The eminently sensible change being wrought by the innocent looking form is that everyone now has to choose a GP to be their first point of contact: their médecin traitant. The only specialists that people will be able to consult without a GP referral are gynecologists, dentists, ophthalmologists, paediatricians and psychiatrists. Other appointments can presumably still be made, but will no longer be reimbursed. Which is very dissuasive indeed.
Understandably perhaps, there is a lot of opposition to this new measure. Old habits die hard, and many people resent having to go and see a GP, who might be a complete stranger, just to obtain a referral to the specialist they have been frequenting for a decade or more.
Personally I’ve never seen a French GP more than once. Depending on where I was working at any given time I tended to see someone close to my office, and I’m very British about ailments like colds that the French invariably to see a doctor about, preferring to dip into my large stock of generic UK supermarket cold cures. Tadpole has a doctor she sees fairly regularly, a GP chosen mainly because the local paediatricians recommended to me were taking on no new patients. She is lovely, and less heavy handed with the antibiotics than most French physicians I’ve crossed paths with, but I have no idea whether she will consent to signing Mr Frog’s and my forms. Doctors are under no obligation to accept everyone, and do not have to give any justification for their refusals. As she happens to be very popular in our neighbourhood, she is undoubtedly fully booked already. The forms have been sent out in three huge postal waves, meaning that people with surnames ending in A – O may have bagged all the available places. Desperate times call for desperate measures: I’ll have to take my chequebook and see if she can be bribed.
Who knows, she may be one of the doctors boycotting the new system in protest at becoming some sort of clearing house and refuse to sign any forms at all.
In any case we now have until July 1st to be ill, visit the doctor and get the forms signed. And if we remain in perfect health, we’ll probably end up making an appointment anyway (at a cost of just over € 20 to the social security system) just to get the signature and coveted inky stamp on the form (the French are VERY attached to their ‘tampons’, and no official form would be complete without several illegible stamps).
If every single French person does this before 1 July, at a cost of € 20 per adult, I think we can safely expect an even bigger social security deficit this year. Thereby defeating the cost-cutting object of the whole excercise, at least in the short term. And creating a swathe of paperwork for the bureaucrats to process.

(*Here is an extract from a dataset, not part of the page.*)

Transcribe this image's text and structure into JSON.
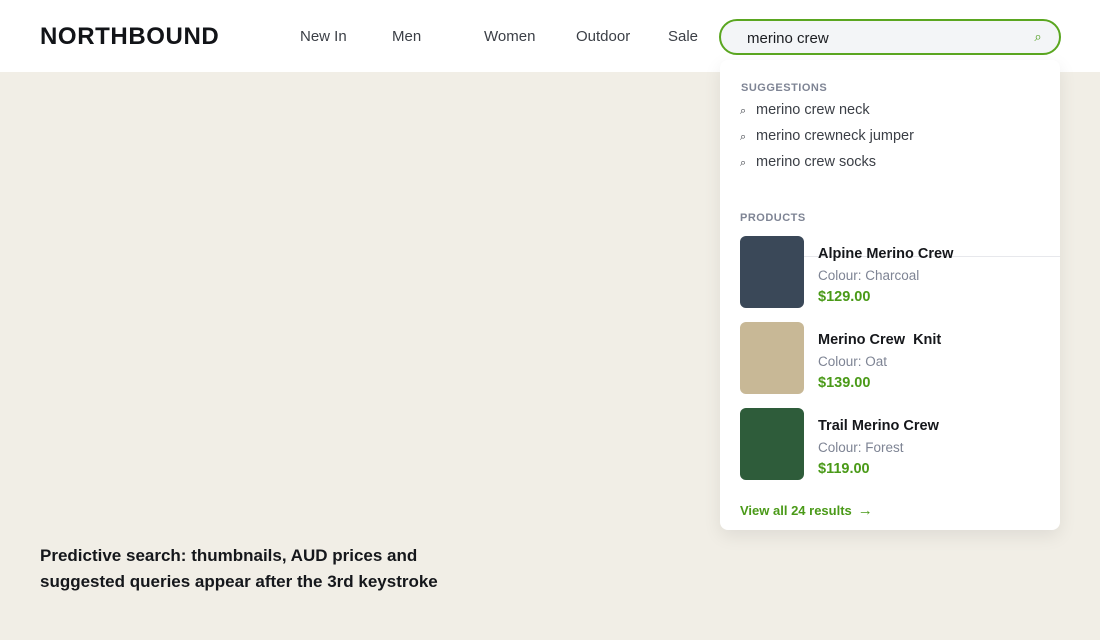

Atchoum! I feel a cold coming on. Off to the doctor’s I go…
*French for Atishoo! I have actually heard people pronouncing the ‘m’ when they sneeze. I swear.